YOUR TASK
In the records below, please retype word for word every line from the one containing "Transcribe this image's" through the final one, both included, and nothing else.

DATA RECORDS

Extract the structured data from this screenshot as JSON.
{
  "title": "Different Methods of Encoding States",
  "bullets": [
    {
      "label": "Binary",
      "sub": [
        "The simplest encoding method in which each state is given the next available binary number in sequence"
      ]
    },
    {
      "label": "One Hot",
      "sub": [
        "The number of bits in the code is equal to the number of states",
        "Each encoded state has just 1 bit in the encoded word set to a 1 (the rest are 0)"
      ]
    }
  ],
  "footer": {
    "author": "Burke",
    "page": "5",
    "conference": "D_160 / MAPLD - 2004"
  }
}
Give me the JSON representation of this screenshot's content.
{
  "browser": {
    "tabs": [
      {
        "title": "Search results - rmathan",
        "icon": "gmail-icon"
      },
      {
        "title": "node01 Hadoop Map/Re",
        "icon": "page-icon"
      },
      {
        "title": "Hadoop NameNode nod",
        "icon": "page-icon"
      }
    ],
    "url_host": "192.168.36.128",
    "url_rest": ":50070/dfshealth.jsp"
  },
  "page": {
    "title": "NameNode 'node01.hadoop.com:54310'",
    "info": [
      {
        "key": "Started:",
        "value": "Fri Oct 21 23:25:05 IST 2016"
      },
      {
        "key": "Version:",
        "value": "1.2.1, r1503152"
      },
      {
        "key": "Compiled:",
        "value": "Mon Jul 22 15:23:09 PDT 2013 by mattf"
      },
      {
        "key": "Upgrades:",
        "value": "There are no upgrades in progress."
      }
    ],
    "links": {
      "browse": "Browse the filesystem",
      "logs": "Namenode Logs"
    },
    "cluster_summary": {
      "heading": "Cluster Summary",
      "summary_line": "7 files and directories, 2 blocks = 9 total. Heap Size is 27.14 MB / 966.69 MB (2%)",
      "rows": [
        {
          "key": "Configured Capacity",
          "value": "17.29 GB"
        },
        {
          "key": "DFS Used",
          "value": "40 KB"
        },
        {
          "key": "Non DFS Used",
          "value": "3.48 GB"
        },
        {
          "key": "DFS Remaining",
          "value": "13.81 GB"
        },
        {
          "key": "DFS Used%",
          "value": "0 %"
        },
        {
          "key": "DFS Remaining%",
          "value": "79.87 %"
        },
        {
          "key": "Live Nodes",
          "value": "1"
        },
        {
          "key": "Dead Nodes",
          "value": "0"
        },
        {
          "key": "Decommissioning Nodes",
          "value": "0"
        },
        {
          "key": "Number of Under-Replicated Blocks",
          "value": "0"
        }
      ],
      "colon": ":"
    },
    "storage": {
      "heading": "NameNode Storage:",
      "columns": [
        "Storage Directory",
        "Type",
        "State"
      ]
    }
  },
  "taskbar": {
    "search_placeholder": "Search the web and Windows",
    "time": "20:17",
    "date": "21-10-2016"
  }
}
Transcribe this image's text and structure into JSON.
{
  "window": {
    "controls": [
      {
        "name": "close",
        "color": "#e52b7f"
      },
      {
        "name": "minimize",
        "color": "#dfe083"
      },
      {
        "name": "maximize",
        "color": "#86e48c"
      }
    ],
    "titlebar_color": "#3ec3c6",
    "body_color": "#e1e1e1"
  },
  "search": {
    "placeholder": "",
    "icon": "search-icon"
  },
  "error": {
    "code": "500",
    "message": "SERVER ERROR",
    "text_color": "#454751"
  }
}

WRITTEN ANSWER
Transcribe this image's text and structure into JSON.
{
  "window": {
    "controls": [
      {
        "name": "close",
        "color": "#e52b7f"
      },
      {
        "name": "minimize",
        "color": "#dfe083"
      },
      {
        "name": "maximize",
        "color": "#86e48c"
      }
    ],
    "titlebar_color": "#3ec3c6",
    "body_color": "#e1e1e1"
  },
  "search": {
    "placeholder": "",
    "icon": "search-icon"
  },
  "error": {
    "code": "500",
    "message": "SERVER ERROR",
    "text_color": "#454751"
  }
}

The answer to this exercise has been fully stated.